Hopefully, the elderly parent or loved one will be able to help with the organized plan of action. Jot down any matters of estate or other elder care legal affairs that require attention. Write down where important papers can be found in the home for reference in a hurry.
An Efficient Caregiver Covers all Areas of Care
In the next section of the caregiver’s notebook, write down the names of the elderly person’s physicians, therapists, pharmacy, medications, insurance information, notes on hospital stays and anything that might be important. Include phone numbers, addresses, and emergency weekend numbers. Also, record the number/extension for medical records. Write down the directions to any doctor’s or business offices for easy reference.
The third section of the notebook can be used for the support network. List family members, friends, groups and agencies (and phone numbers) that might be able to offer assistance. List transportation services, church volunteers, and respite workers. Don’t forget to include equipment vendors (mobility, oxygen, etc.) in this section, if desired.
A Structured Routine Reduces Stress
The caregiver may want to list in the notebook all the assisted living homes or nursing facilities one has checked out. Include any details, questions and answers, dislikes, features or anything else that might prove helpful. Record the contact person and the number of the home for easy access.
What other information should be written down?

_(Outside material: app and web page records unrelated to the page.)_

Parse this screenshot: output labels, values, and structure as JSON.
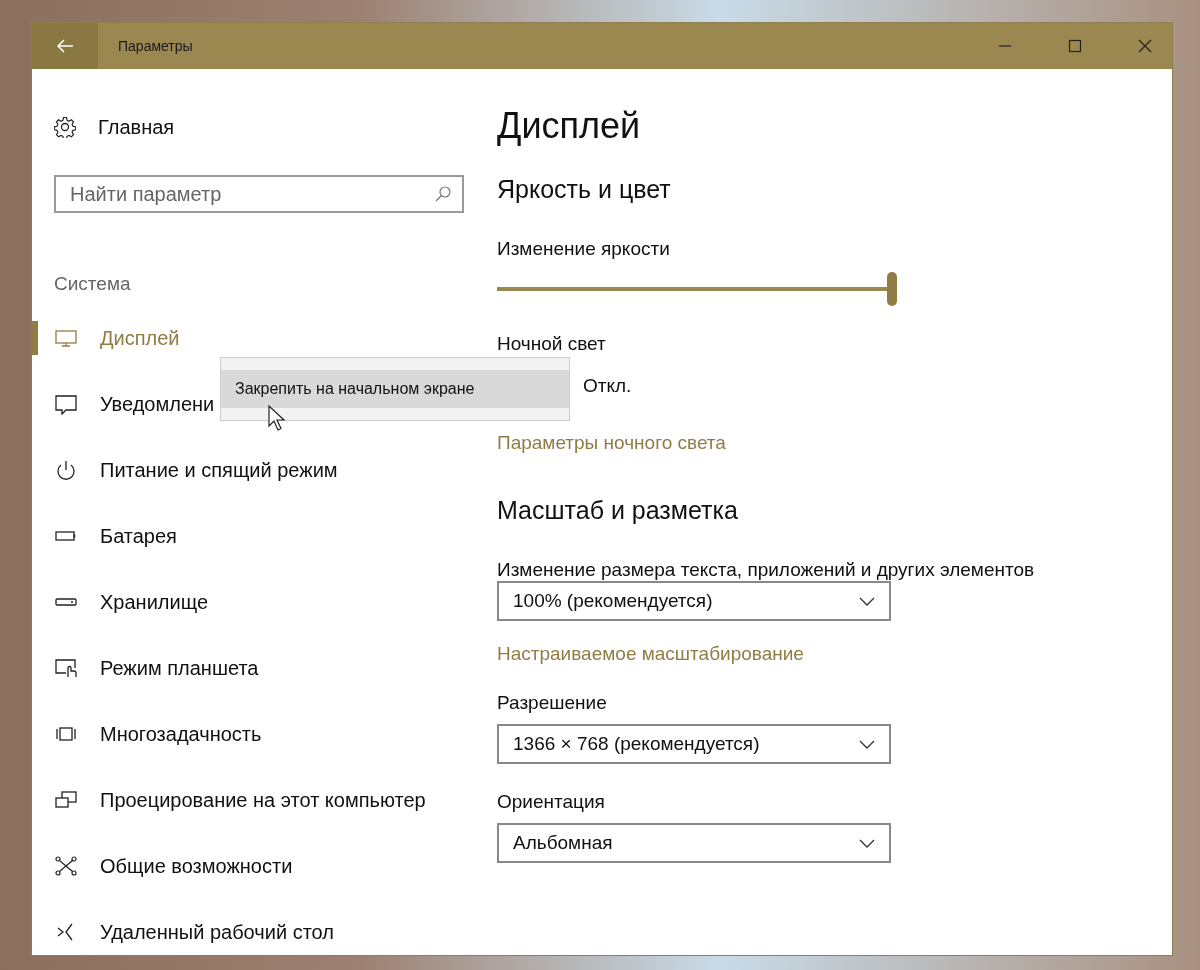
{
  "window": {
    "title": "Параметры"
  },
  "sidebar": {
    "home": "Главная",
    "search": {
      "placeholder": "Найти параметр"
    },
    "section": "Система",
    "items": [
      {
        "label": "Дисплей",
        "kind": "monitor",
        "selected": true
      },
      {
        "label": "Уведомлени",
        "kind": "message",
        "selected": false
      },
      {
        "label": "Питание и спящий режим",
        "kind": "power",
        "selected": false
      },
      {
        "label": "Батарея",
        "kind": "battery",
        "selected": false
      },
      {
        "label": "Хранилище",
        "kind": "storage",
        "selected": false
      },
      {
        "label": "Режим планшета",
        "kind": "tablet",
        "selected": false
      },
      {
        "label": "Многозадачность",
        "kind": "multitask",
        "selected": false
      },
      {
        "label": "Проецирование на этот компьютер",
        "kind": "project",
        "selected": false
      },
      {
        "label": "Общие возможности",
        "kind": "share",
        "selected": false
      },
      {
        "label": "Удаленный рабочий стол",
        "kind": "remote",
        "selected": false
      }
    ]
  },
  "content": {
    "title": "Дисплей",
    "items": [
      {
        "kind": "heading",
        "text": "Яркость и цвет"
      },
      {
        "kind": "label",
        "text": "Изменение яркости"
      },
      {
        "kind": "slider",
        "level": 1
      },
      {
        "kind": "label",
        "text": "Ночной свет"
      },
      {
        "kind": "toggle",
        "text": "Откл."
      },
      {
        "kind": "link",
        "text": "Параметры ночного света"
      },
      {
        "kind": "heading",
        "text": "Масштаб и разметка"
      },
      {
        "kind": "label",
        "text": "Изменение размера текста, приложений и других элементов"
      },
      {
        "kind": "dropdown",
        "text": "100% (рекомендуется)"
      },
      {
        "kind": "link",
        "text": "Настраиваемое масштабирование"
      },
      {
        "kind": "label",
        "text": "Разрешение"
      },
      {
        "kind": "dropdown",
        "text": "1366 × 768 (рекомендуется)"
      },
      {
        "kind": "label",
        "text": "Ориентация"
      },
      {
        "kind": "dropdown",
        "text": "Альбомная"
      }
    ]
  },
  "context_menu": {
    "items": [
      {
        "label": "Закрепить на начальном экране",
        "selected": true
      }
    ]
  }
}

The caregiver might use one section of the notebook for ideas and events for the upcoming year:
- January might be a good time to try out a Nintendo Wii fitness program.
- Plan to attend the annual Valentine’s Day dance in February or attend some other community event.
- Spring is a good time for starting a gardening project – an especially good idea for someone with Alzheimer’s disease.
- Pick a month and join a music therapy program.
- If the elderly person drives suggest a senior’s driving program to brush up on skills.
- Check out what other seniors in town are doing for the summer or take a leisurely vacation.
- Go bowling, swim, or learn to play golf to avoid caregiver burnout.
- Try a volunteer project in the fall, or visit a museum.
- Learn to play bridge or attend a political debate.
- Fill the calendar with fun ideas and events that will get both the caregiver and the elderly person out of the house.
Create a Caregiving Strategy That Works
There are many topics under which a caregiver might record information. One might record nutritional information, recipes, and dietary restrictions in one section. Another person might record the elderly person’s daily routine. The caregiver might even use a notebook section to keep a daily journal, noting any significant changes that might help the medical team to better understand the elderly person’s condition.
Logging routines, specific needs, and recreational activities give family members an idea of what needs to be done to help out. If a friend should ask what he or she can do to help, the caregiver will have a definite answer to a plan of action on hand.
Caregivers who come up with an efficient system – be it a notebook or even a file cabinet filled with organized information – are less likely to burn out compared to those who have no plan. Start the New Year, a new season, or even a new month with a positive goal in mind and get caregiver duties properly organized. When outlining the month’s or year’s strategy, don’t forget to include respite time for the caregiver.